> EXERCISE
For this exercise, set down all the records exactly as given.

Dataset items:
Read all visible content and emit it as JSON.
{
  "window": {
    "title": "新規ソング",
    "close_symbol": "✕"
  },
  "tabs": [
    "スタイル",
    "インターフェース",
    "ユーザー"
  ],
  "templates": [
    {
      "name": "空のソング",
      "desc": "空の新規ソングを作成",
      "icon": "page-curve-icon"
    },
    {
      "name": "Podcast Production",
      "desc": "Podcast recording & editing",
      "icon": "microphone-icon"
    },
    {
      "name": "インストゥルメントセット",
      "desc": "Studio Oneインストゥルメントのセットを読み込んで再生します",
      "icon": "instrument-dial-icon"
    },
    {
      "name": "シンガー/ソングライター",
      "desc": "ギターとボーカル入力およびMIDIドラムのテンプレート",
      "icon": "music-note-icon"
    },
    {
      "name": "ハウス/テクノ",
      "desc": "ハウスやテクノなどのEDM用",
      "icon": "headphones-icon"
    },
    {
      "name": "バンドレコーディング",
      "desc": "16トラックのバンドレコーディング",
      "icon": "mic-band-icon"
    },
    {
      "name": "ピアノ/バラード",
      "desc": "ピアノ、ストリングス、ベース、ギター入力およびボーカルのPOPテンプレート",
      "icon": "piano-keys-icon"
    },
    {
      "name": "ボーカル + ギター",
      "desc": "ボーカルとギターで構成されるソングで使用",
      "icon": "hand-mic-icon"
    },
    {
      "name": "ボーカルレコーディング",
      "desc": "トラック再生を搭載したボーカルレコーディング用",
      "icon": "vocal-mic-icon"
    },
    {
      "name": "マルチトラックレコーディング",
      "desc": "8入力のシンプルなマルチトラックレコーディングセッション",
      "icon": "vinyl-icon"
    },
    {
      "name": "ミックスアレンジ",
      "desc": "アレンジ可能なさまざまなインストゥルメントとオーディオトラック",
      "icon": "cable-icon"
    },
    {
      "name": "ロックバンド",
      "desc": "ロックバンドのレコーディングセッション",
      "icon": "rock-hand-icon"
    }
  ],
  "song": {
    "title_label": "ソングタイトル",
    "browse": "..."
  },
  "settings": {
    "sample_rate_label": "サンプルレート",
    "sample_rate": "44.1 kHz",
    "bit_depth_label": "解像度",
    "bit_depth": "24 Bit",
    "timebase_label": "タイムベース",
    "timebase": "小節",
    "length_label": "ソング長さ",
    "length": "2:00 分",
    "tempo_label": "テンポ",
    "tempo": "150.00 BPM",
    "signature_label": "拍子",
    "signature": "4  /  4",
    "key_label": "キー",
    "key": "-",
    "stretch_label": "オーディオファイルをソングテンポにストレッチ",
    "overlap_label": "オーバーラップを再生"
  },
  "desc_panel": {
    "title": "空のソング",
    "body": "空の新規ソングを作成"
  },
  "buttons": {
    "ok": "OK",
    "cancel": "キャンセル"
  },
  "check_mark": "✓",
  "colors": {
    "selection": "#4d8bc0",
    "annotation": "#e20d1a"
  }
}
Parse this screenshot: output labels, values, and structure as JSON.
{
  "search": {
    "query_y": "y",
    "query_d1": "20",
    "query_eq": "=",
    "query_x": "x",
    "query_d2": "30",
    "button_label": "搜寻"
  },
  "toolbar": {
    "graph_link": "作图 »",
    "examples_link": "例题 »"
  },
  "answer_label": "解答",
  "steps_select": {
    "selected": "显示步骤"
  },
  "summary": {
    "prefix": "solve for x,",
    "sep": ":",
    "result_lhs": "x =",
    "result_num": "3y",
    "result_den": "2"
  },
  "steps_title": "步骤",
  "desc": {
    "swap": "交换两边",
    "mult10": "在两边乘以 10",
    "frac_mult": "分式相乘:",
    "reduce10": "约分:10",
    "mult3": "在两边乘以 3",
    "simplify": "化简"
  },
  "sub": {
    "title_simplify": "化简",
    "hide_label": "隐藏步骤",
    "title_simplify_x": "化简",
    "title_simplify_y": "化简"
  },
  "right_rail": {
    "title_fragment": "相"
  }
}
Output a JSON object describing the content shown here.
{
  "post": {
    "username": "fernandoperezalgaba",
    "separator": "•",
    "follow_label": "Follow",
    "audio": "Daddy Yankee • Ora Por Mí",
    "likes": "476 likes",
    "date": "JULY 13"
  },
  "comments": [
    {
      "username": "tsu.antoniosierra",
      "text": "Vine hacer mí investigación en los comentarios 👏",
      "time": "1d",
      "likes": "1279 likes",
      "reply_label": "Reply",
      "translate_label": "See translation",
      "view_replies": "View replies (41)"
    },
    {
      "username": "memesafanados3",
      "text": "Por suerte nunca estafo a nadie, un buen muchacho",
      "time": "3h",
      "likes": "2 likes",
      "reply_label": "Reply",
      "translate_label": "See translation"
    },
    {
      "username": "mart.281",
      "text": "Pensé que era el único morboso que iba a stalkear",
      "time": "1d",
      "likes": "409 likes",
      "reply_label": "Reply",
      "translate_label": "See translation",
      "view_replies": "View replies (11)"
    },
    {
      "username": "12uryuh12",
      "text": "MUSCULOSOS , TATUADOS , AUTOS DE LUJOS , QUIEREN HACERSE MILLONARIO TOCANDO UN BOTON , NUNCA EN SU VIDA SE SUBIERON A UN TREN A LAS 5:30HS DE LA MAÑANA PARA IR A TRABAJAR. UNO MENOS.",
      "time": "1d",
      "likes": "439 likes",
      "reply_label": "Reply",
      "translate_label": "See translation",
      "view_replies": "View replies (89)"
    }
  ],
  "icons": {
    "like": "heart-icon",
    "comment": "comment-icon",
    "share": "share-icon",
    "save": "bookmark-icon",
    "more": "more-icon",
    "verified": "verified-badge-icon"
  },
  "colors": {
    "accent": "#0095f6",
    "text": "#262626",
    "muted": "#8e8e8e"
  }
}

> TASK RESPONSE
Read all visible content and emit it as JSON.
{
  "window": {
    "title": "新規ソング",
    "close_symbol": "✕"
  },
  "tabs": [
    "スタイル",
    "インターフェース",
    "ユーザー"
  ],
  "templates": [
    {
      "name": "空のソング",
      "desc": "空の新規ソングを作成",
      "icon": "page-curve-icon"
    },
    {
      "name": "Podcast Production",
      "desc": "Podcast recording & editing",
      "icon": "microphone-icon"
    },
    {
      "name": "インストゥルメントセット",
      "desc": "Studio Oneインストゥルメントのセットを読み込んで再生します",
      "icon": "instrument-dial-icon"
    },
    {
      "name": "シンガー/ソングライター",
      "desc": "ギターとボーカル入力およびMIDIドラムのテンプレート",
      "icon": "music-note-icon"
    },
    {
      "name": "ハウス/テクノ",
      "desc": "ハウスやテクノなどのEDM用",
      "icon": "headphones-icon"
    },
    {
      "name": "バンドレコーディング",
      "desc": "16トラックのバンドレコーディング",
      "icon": "mic-band-icon"
    },
    {
      "name": "ピアノ/バラード",
      "desc": "ピアノ、ストリングス、ベース、ギター入力およびボーカルのPOPテンプレート",
      "icon": "piano-keys-icon"
    },
    {
      "name": "ボーカル + ギター",
      "desc": "ボーカルとギターで構成されるソングで使用",
      "icon": "hand-mic-icon"
    },
    {
      "name": "ボーカルレコーディング",
      "desc": "トラック再生を搭載したボーカルレコーディング用",
      "icon": "vocal-mic-icon"
    },
    {
      "name": "マルチトラックレコーディング",
      "desc": "8入力のシンプルなマルチトラックレコーディングセッション",
      "icon": "vinyl-icon"
    },
    {
      "name": "ミックスアレンジ",
      "desc": "アレンジ可能なさまざまなインストゥルメントとオーディオトラック",
      "icon": "cable-icon"
    },
    {
      "name": "ロックバンド",
      "desc": "ロックバンドのレコーディングセッション",
      "icon": "rock-hand-icon"
    }
  ],
  "song": {
    "title_label": "ソングタイトル",
    "browse": "..."
  },
  "settings": {
    "sample_rate_label": "サンプルレート",
    "sample_rate": "44.1 kHz",
    "bit_depth_label": "解像度",
    "bit_depth": "24 Bit",
    "timebase_label": "タイムベース",
    "timebase": "小節",
    "length_label": "ソング長さ",
    "length": "2:00 分",
    "tempo_label": "テンポ",
    "tempo": "150.00 BPM",
    "signature_label": "拍子",
    "signature": "4  /  4",
    "key_label": "キー",
    "key": "-",
    "stretch_label": "オーディオファイルをソングテンポにストレッチ",
    "overlap_label": "オーバーラップを再生"
  },
  "desc_panel": {
    "title": "空のソング",
    "body": "空の新規ソングを作成"
  },
  "buttons": {
    "ok": "OK",
    "cancel": "キャンセル"
  },
  "check_mark": "✓",
  "colors": {
    "selection": "#4d8bc0",
    "annotation": "#e20d1a"
  }
}
Parse this screenshot: output labels, values, and structure as JSON.
{
  "search": {
    "query_y": "y",
    "query_d1": "20",
    "query_eq": "=",
    "query_x": "x",
    "query_d2": "30",
    "button_label": "搜寻"
  },
  "toolbar": {
    "graph_link": "作图 »",
    "examples_link": "例题 »"
  },
  "answer_label": "解答",
  "steps_select": {
    "selected": "显示步骤"
  },
  "summary": {
    "prefix": "solve for x,",
    "sep": ":",
    "result_lhs": "x =",
    "result_num": "3y",
    "result_den": "2"
  },
  "steps_title": "步骤",
  "desc": {
    "swap": "交换两边",
    "mult10": "在两边乘以 10",
    "frac_mult": "分式相乘:",
    "reduce10": "约分:10",
    "mult3": "在两边乘以 3",
    "simplify": "化简"
  },
  "sub": {
    "title_simplify": "化简",
    "hide_label": "隐藏步骤",
    "title_simplify_x": "化简",
    "title_simplify_y": "化简"
  },
  "right_rail": {
    "title_fragment": "相"
  }
}
Output a JSON object describing the content shown here.
{
  "post": {
    "username": "fernandoperezalgaba",
    "separator": "•",
    "follow_label": "Follow",
    "audio": "Daddy Yankee • Ora Por Mí",
    "likes": "476 likes",
    "date": "JULY 13"
  },
  "comments": [
    {
      "username": "tsu.antoniosierra",
      "text": "Vine hacer mí investigación en los comentarios 👏",
      "time": "1d",
      "likes": "1279 likes",
      "reply_label": "Reply",
      "translate_label": "See translation",
      "view_replies": "View replies (41)"
    },
    {
      "username": "memesafanados3",
      "text": "Por suerte nunca estafo a nadie, un buen muchacho",
      "time": "3h",
      "likes": "2 likes",
      "reply_label": "Reply",
      "translate_label": "See translation"
    },
    {
      "username": "mart.281",
      "text": "Pensé que era el único morboso que iba a stalkear",
      "time": "1d",
      "likes": "409 likes",
      "reply_label": "Reply",
      "translate_label": "See translation",
      "view_replies": "View replies (11)"
    },
    {
      "username": "12uryuh12",
      "text": "MUSCULOSOS , TATUADOS , AUTOS DE LUJOS , QUIEREN HACERSE MILLONARIO TOCANDO UN BOTON , NUNCA EN SU VIDA SE SUBIERON A UN TREN A LAS 5:30HS DE LA MAÑANA PARA IR A TRABAJAR. UNO MENOS.",
      "time": "1d",
      "likes": "439 likes",
      "reply_label": "Reply",
      "translate_label": "See translation",
      "view_replies": "View replies (89)"
    }
  ],
  "icons": {
    "like": "heart-icon",
    "comment": "comment-icon",
    "share": "share-icon",
    "save": "bookmark-icon",
    "more": "more-icon",
    "verified": "verified-badge-icon"
  },
  "colors": {
    "accent": "#0095f6",
    "text": "#262626",
    "muted": "#8e8e8e"
  }
}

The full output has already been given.